Last month Carl Halvorsen, renowned Sydney boat builder, died one day short of his 102nd birthday. Carl arrived in Sydney in 1924 from Norway via South Africa, with his mother and siblings to reunite with their father Lars who had come on before them.

Lars was a boat builder, as was his father before him.  He built his first in 1902 in Norway, and soon gained a reputation for fine workmanship.  In 1922 economic factors forced him to move the family to South Africa, where he met an Australian who encouraged him to bring his skills to Sydney.

Lars first boatshed was in Drummoyne where he built the timber sailing yacht Sirius.

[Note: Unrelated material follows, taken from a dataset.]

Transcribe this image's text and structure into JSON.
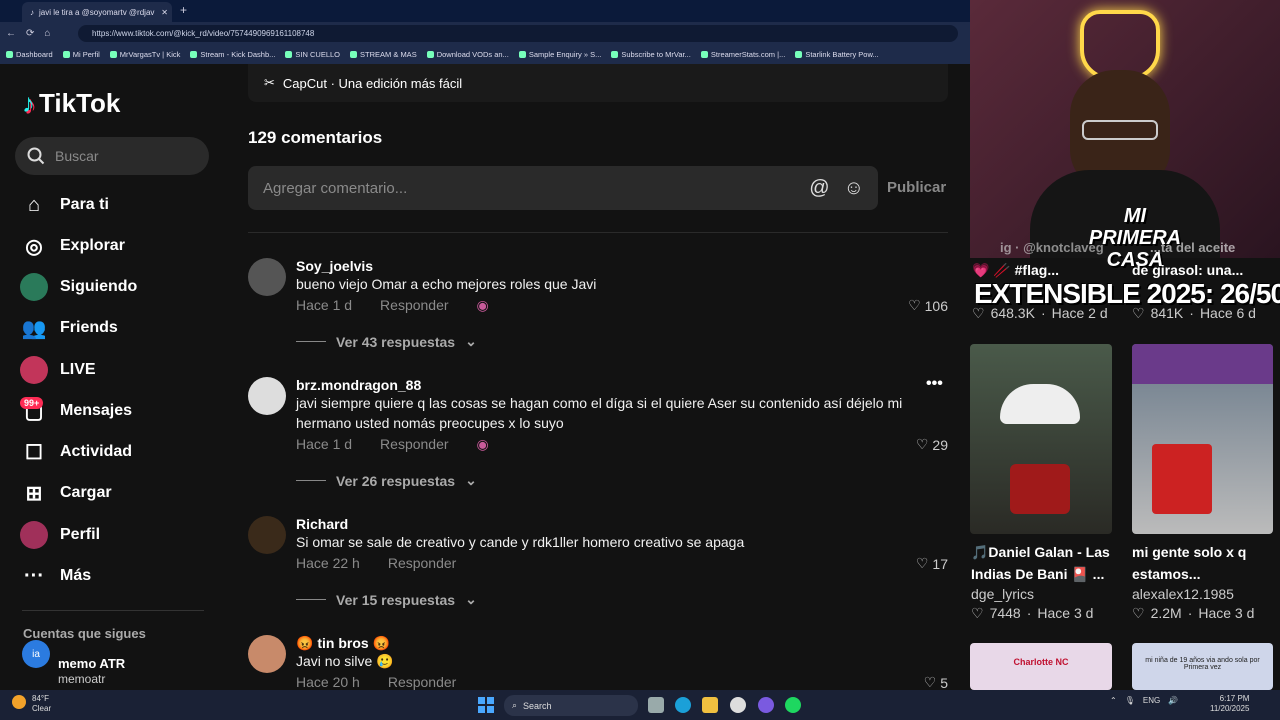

By the time he had finished it he had two more commissions and the business began to grow.  In 1926 Carl, then 14, left school and joined his father and brothers in the trade.  His expertise with wood working saw him given the task of fashioning the 21m mast of the yacht Utiekah II by hand, using adze and planes.

The reputation of the company for their yachts was growing rapidly and many of Sydney finest racing vessels were made by the family.  One, the restored Sirocco was sold to Errol Flynn for his sailing adventures in New Guinea in 1929.

In 1936 Lars died and his sons took on the business under the name Lars Halvorsen Sons Pty Ltd.  By now they were operating out of a large boatshed in Neutral Bay but relocated to a larger site on the river at Ryde in 1939.  The new site was once part of James Squire’s colonial brewery, a landmark on the Parramatta River since the 1820s.

A Halvorsen Fairmile gunboat in WWII (AWM P01047003)
A Halvorsen Fairmile gunboat in WWII (AWM P01047003)

When war erupted in the Pacific in 1941, Halvorsen’s joined the effort building over 250 small and medium sized boats for the Royal Australian Navy, US Navy and Dutch Navy including air-sea rescue boats, gun boats, supply vessels and patrol boats, including the Australian commander Sir Thomas Blainey’s command craft.  At its peak, the company employed 350 workers to keep up with the wartime demand.

In 1949 Carl took one of their motor cruisers, the Tooronga, to the USA attracting the attention of the post war Hollywood crowd.  Bob Hope and Humphrey Bogart were both keen on the boat, being photographed taking her for a spin (although didn’t buy it).

Yachts and motor boats now dominated the business.  In 1962 the company built the America’s Cup challenger Gretel, the first serious challenger from Australia for the coveted yachting prize and the first challenger to win a stage in 28 years.

Carl Halvorsen [right] with his boats for hire at Bobbin Head 1968 (NAA A12111)
Carl Halvorsen [right] with his boats for hire at Bobbin Head 1968 (NAA A12111)

To take advantage of a growing leisure time for Australian workers and families, the Halvorsen family opened a boat shed at Bobbin Head and built small motor boats that could be hired.  Renting a Halvorsen cruiser for the day became one of Sydney’s most popular harbour activities from the 1950s.  At its height their marina had 63 motor cruisers for hire, as well as smaller boats and row boats.  The family sold the lease in 2006, by which time it was their main operation, the Ryde boatshed having closed in 1980.

Since starting in 1975 the Halvorsen’s built over 1300 boats on Sydney Harbour.  His services to the sailing industry (and his own long sailing record) were recognised with an Australian Sports Medal, awarded to him and his brothers Magnus and Trygve in 2000.  Carl himself had also been made a Knight First Class of the Royal Order of Merit by the King of Norway in 1991 for his contribution to sailing in Australia and Norway and his charitable work with state wards.

Vale Carl Halvorsen.

For more check Randi Svensen’s history of the family, Wooden Boats, Iron Men: The Halvorsen Story.